> BRIEF: Your response must consist of one number: how many lines in this material contain the word "JSON".

> ENTRIES SUPPLIED:
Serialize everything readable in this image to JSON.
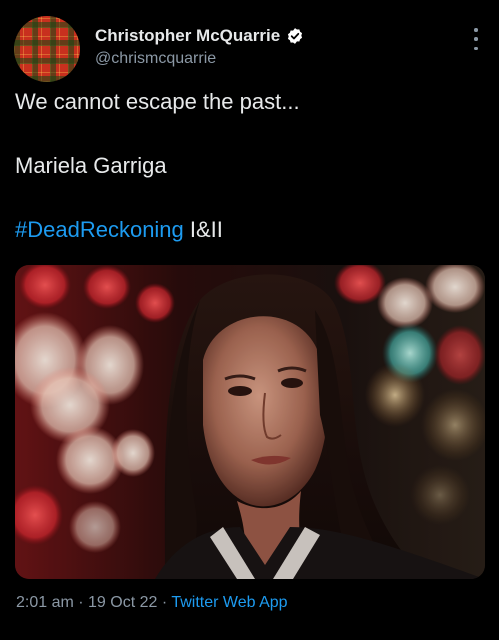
{
  "author": {
    "display_name": "Christopher McQuarrie",
    "handle": "@chrismcquarrie",
    "verified": true
  },
  "tweet": {
    "lines": [
      "We cannot escape the past...",
      "Mariela Garriga"
    ],
    "hashtag": "#DeadReckoning",
    "hashtag_suffix": " I&II"
  },
  "meta": {
    "time": "2:01 am",
    "separator": " · ",
    "date": "19 Oct 22",
    "source": "Twitter Web App"
  },
  "icons": {
    "verified": "verified-badge-icon",
    "more": "more-options-icon"
  },
  "colors": {
    "background": "#000000",
    "text": "#e7e9ea",
    "secondary": "#8b98a5",
    "link": "#1d9bf0"
  }
}
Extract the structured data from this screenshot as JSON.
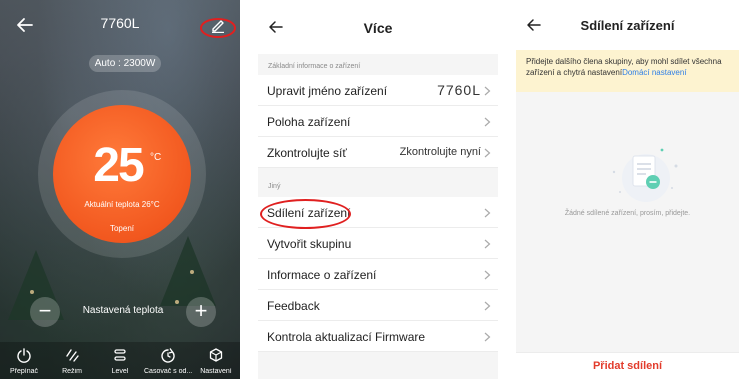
{
  "thermostat": {
    "title": "7760L",
    "mode_badge": "Auto : 2300W",
    "temperature": "25",
    "temperature_unit": "°C",
    "current_temp_label": "Aktuální teplota 26°C",
    "status": "Topení",
    "set_temp_label": "Nastavená teplota",
    "minus_label": "−",
    "plus_label": "+",
    "accent_color": "#f2581f",
    "bottom_nav": [
      {
        "label": "Přepínač",
        "icon": "power-icon"
      },
      {
        "label": "Režim",
        "icon": "mode-icon"
      },
      {
        "label": "Level",
        "icon": "level-icon"
      },
      {
        "label": "Časovač s od...",
        "icon": "timer-icon"
      },
      {
        "label": "Nastavení",
        "icon": "settings-icon"
      }
    ]
  },
  "more": {
    "title": "Více",
    "section_basic": "Základní informace o zařízení",
    "section_other": "Jiný",
    "rows": [
      {
        "label": "Upravit jméno zařízení",
        "value": "7760L"
      },
      {
        "label": "Poloha zařízení",
        "value": ""
      },
      {
        "label": "Zkontrolujte síť",
        "value": "Zkontrolujte nyní"
      },
      {
        "label": "Sdílení zařízení",
        "value": ""
      },
      {
        "label": "Vytvořit skupinu",
        "value": ""
      },
      {
        "label": "Informace o zařízení",
        "value": ""
      },
      {
        "label": "Feedback",
        "value": ""
      },
      {
        "label": "Kontrola aktualizací Firmware",
        "value": ""
      }
    ]
  },
  "share": {
    "title": "Sdílení zařízení",
    "notice_text": "Přidejte dalšího člena skupiny, aby mohl sdílet všechna zařízení a chytrá nastavení",
    "notice_link": "Domácí nastavení",
    "empty_text": "Žádné sdílené zařízení, prosím, přidejte.",
    "add_button": "Přidat sdílení",
    "accent_color": "#e23b2b",
    "link_color": "#2f7fe6"
  }
}
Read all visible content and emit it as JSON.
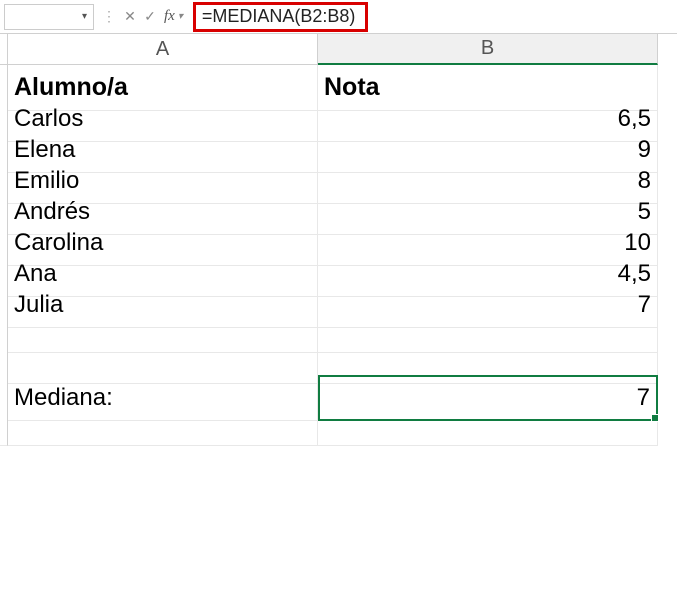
{
  "formula_bar": {
    "name_box_value": "",
    "cancel_glyph": "✕",
    "confirm_glyph": "✓",
    "fx_label": "fx",
    "formula": "=MEDIANA(B2:B8)"
  },
  "columns": [
    "A",
    "B"
  ],
  "headers": {
    "col_a": "Alumno/a",
    "col_b": "Nota"
  },
  "rows": [
    {
      "name": "Carlos",
      "value": "6,5"
    },
    {
      "name": "Elena",
      "value": "9"
    },
    {
      "name": "Emilio",
      "value": "8"
    },
    {
      "name": "Andrés",
      "value": "5"
    },
    {
      "name": "Carolina",
      "value": "10"
    },
    {
      "name": "Ana",
      "value": "4,5"
    },
    {
      "name": "Julia",
      "value": "7"
    }
  ],
  "summary": {
    "label": "Mediana:",
    "value": "7"
  }
}
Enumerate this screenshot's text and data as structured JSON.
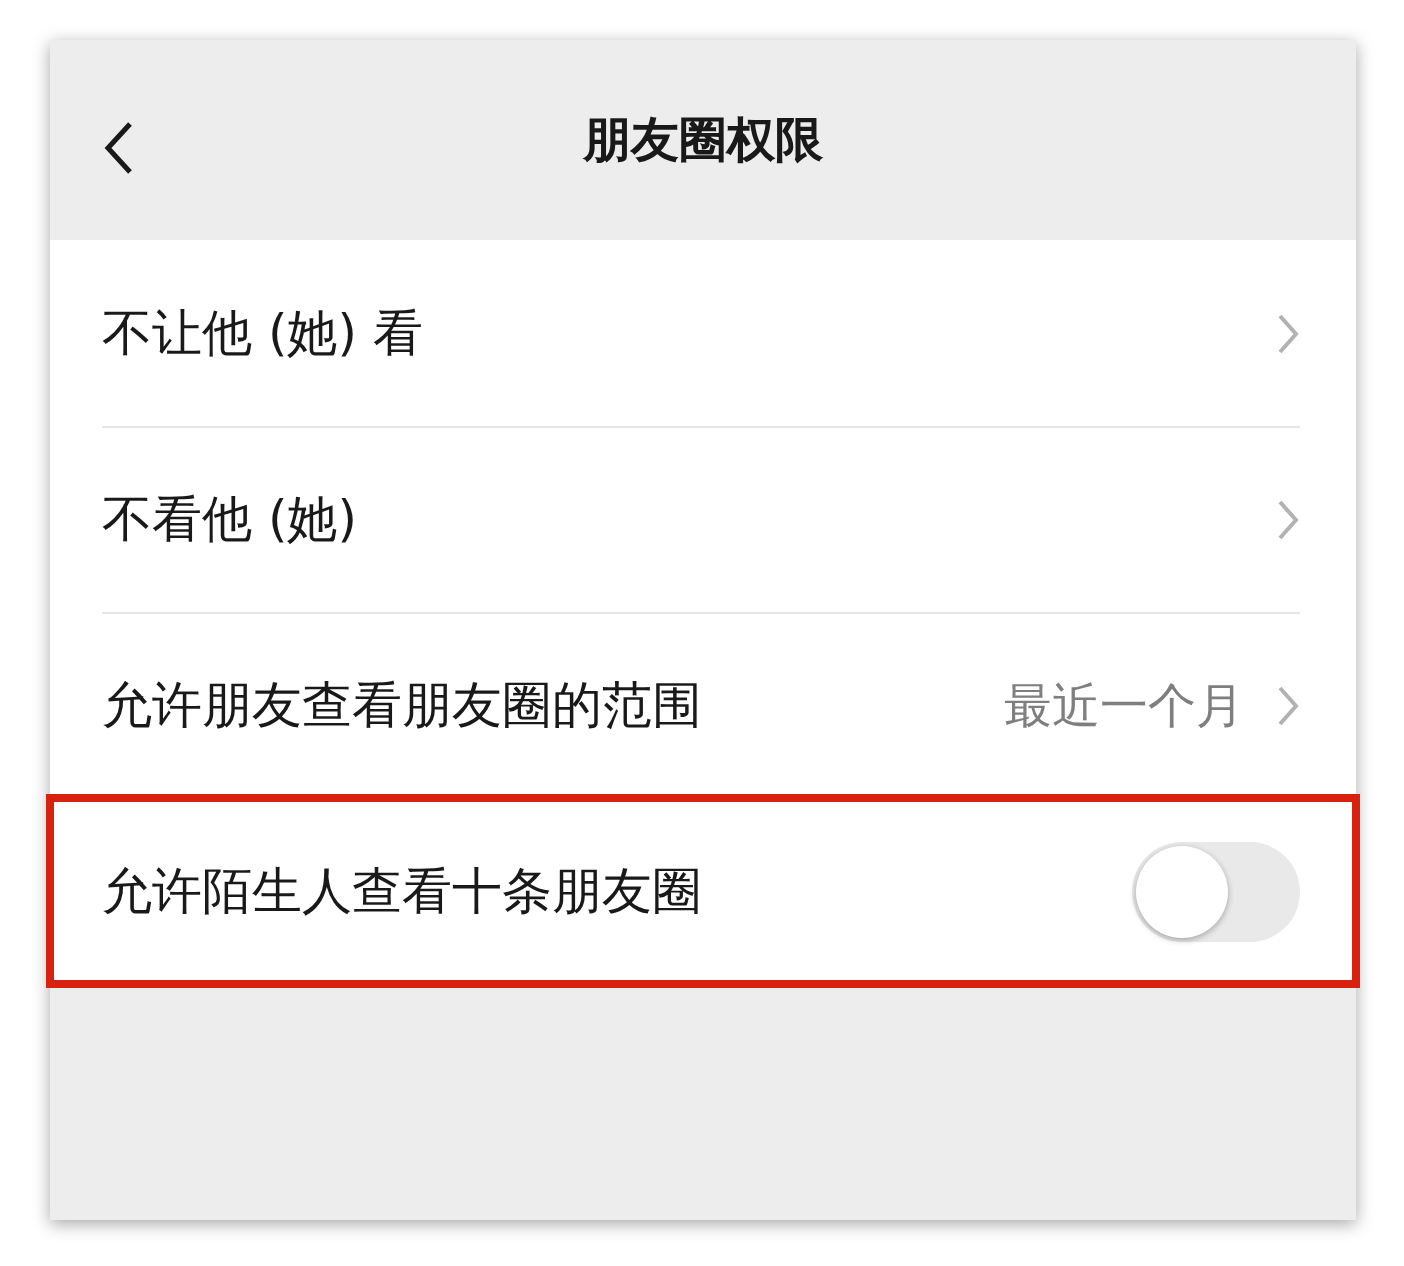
{
  "header": {
    "title": "朋友圈权限"
  },
  "rows": [
    {
      "kind": "link",
      "label": "不让他 (她) 看",
      "highlighted": false
    },
    {
      "kind": "link",
      "label": "不看他 (她)",
      "highlighted": false
    },
    {
      "kind": "link",
      "label": "允许朋友查看朋友圈的范围",
      "value": "最近一个月",
      "highlighted": false
    },
    {
      "kind": "toggle",
      "label": "允许陌生人查看十条朋友圈",
      "on": false,
      "highlighted": true
    }
  ]
}
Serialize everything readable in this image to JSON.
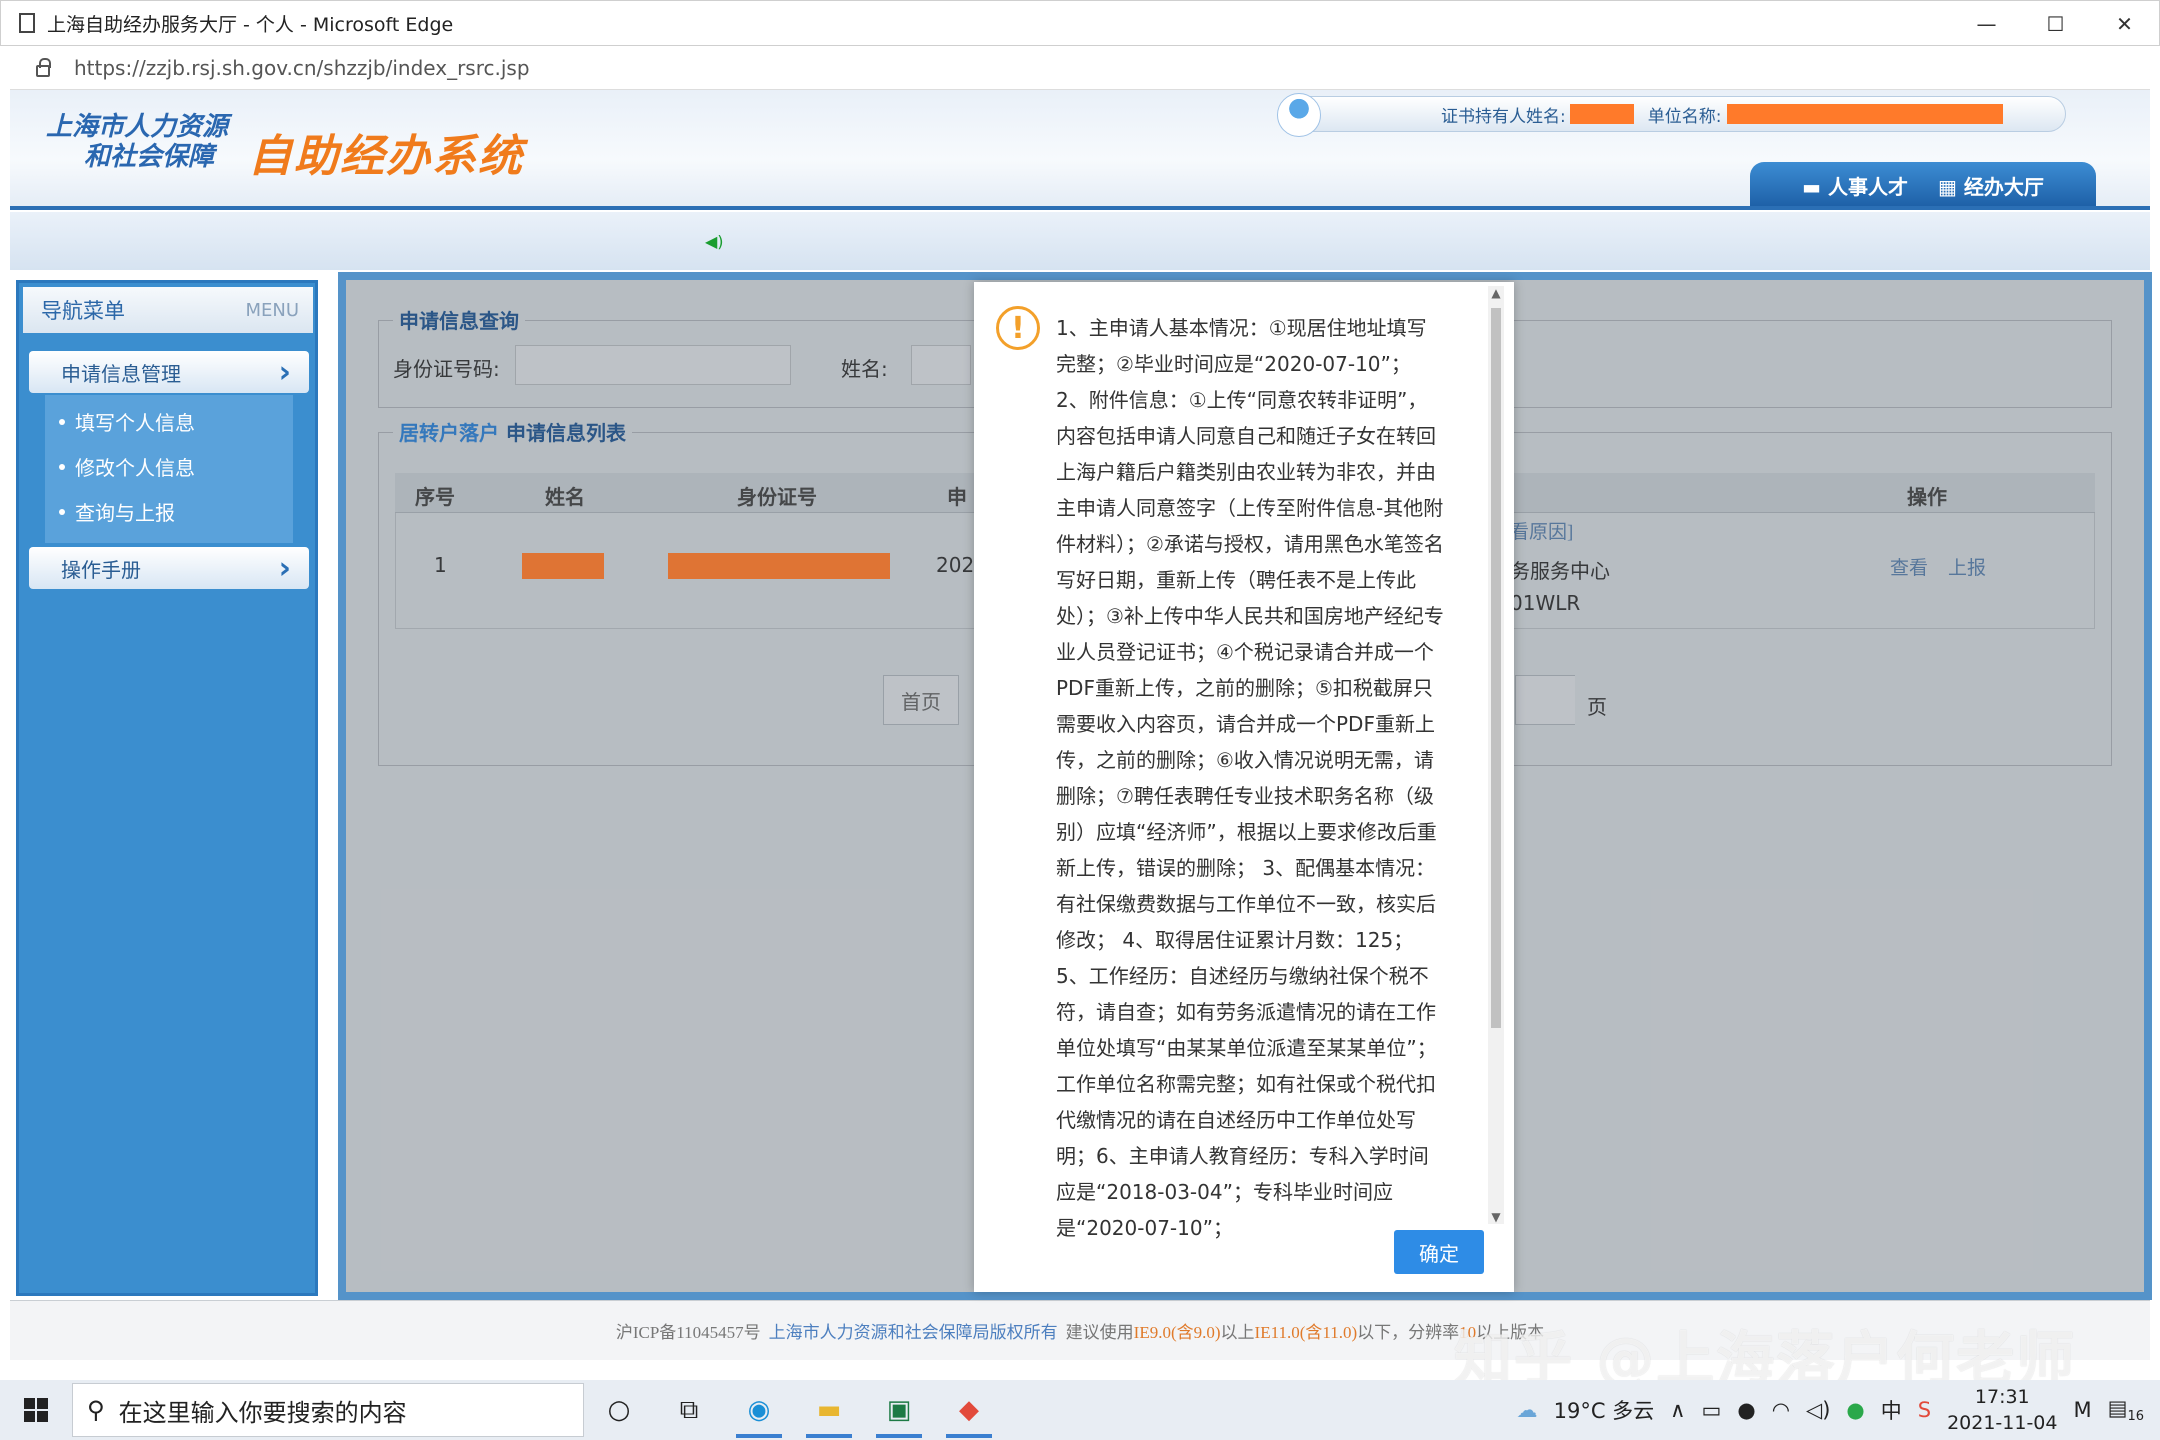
{
  "browser": {
    "title": "上海自助经办服务大厅 - 个人 - Microsoft Edge",
    "url": "https://zzjb.rsj.sh.gov.cn/shzzjb/index_rsrc.jsp",
    "controls": {
      "minimize": "—",
      "maximize": "☐",
      "close": "✕"
    }
  },
  "header": {
    "logo_line1": "上海市人力资源",
    "logo_line2": "和社会保障",
    "logo_system": "自助经办系统",
    "holder_label": "证书持有人姓名:",
    "unit_label": "单位名称:",
    "tabs": [
      "人事人才",
      "经办大厅"
    ]
  },
  "sidebar": {
    "title": "导航菜单",
    "title_en": "MENU",
    "items": [
      {
        "label": "申请信息管理",
        "children": [
          "填写个人信息",
          "修改个人信息",
          "查询与上报"
        ]
      },
      {
        "label": "操作手册"
      }
    ]
  },
  "query": {
    "legend": "申请信息查询",
    "id_label": "身份证号码:",
    "name_label": "姓名:"
  },
  "list": {
    "legend_prefix": "居转户落户",
    "legend_suffix": "申请信息列表",
    "columns": [
      "序号",
      "姓名",
      "身份证号",
      "申",
      "操作"
    ],
    "row": {
      "index": "1",
      "date_partial": "202",
      "reason_link": "看原因]",
      "center": "务服务中心",
      "code": "01WLR",
      "action_view": "查看",
      "action_report": "上报"
    },
    "pager": {
      "first": "首页",
      "last_suffix": "页"
    }
  },
  "dialog": {
    "message": "1、主申请人基本情况：①现居住地址填写完整；②毕业时间应是“2020-07-10”； 2、附件信息：①上传“同意农转非证明”，内容包括申请人同意自己和随迁子女在转回上海户籍后户籍类别由农业转为非农，并由主申请人同意签字（上传至附件信息-其他附件材料）；②承诺与授权，请用黑色水笔签名写好日期，重新上传（聘任表不是上传此处）；③补上传中华人民共和国房地产经纪专业人员登记证书；④个税记录请合并成一个PDF重新上传，之前的删除；⑤扣税截屏只需要收入内容页，请合并成一个PDF重新上传，之前的删除；⑥收入情况说明无需，请删除；⑦聘任表聘任专业技术职务名称（级别）应填“经济师”，根据以上要求修改后重新上传，错误的删除； 3、配偶基本情况：有社保缴费数据与工作单位不一致，核实后修改； 4、取得居住证累计月数：125； 5、工作经历：自述经历与缴纳社保个税不符，请自查；如有劳务派遣情况的请在工作单位处填写“由某某单位派遣至某某单位”；工作单位名称需完整；如有社保或个税代扣代缴情况的请在自述经历中工作单位处写明；6、主申请人教育经历：专科入学时间应是“2018-03-04”；专科毕业时间应是“2020-07-10”；",
    "ok": "确定"
  },
  "footer": {
    "icp": "沪ICP备11045457号",
    "copyright": "上海市人力资源和社会保障局版权所有",
    "suggest": "建议使用",
    "ie9": "IE9.0(含9.0)",
    "above": "以上",
    "ie11": "IE11.0(含11.0)",
    "below": "以下，分辨率",
    "res": "10",
    "tail": "以上版本"
  },
  "watermark": "知乎 @上海落户何老师",
  "taskbar": {
    "search_placeholder": "在这里输入你要搜索的内容",
    "weather": "19°C 多云",
    "ime": "中",
    "time": "17:31",
    "date": "2021-11-04",
    "notifications": "16"
  },
  "colors": {
    "redaction": "#ff7a2a",
    "accent": "#2b6fb5",
    "ok_button": "#2e8ce6",
    "warning": "#f3a02a"
  }
}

> FINISHED TASK: 5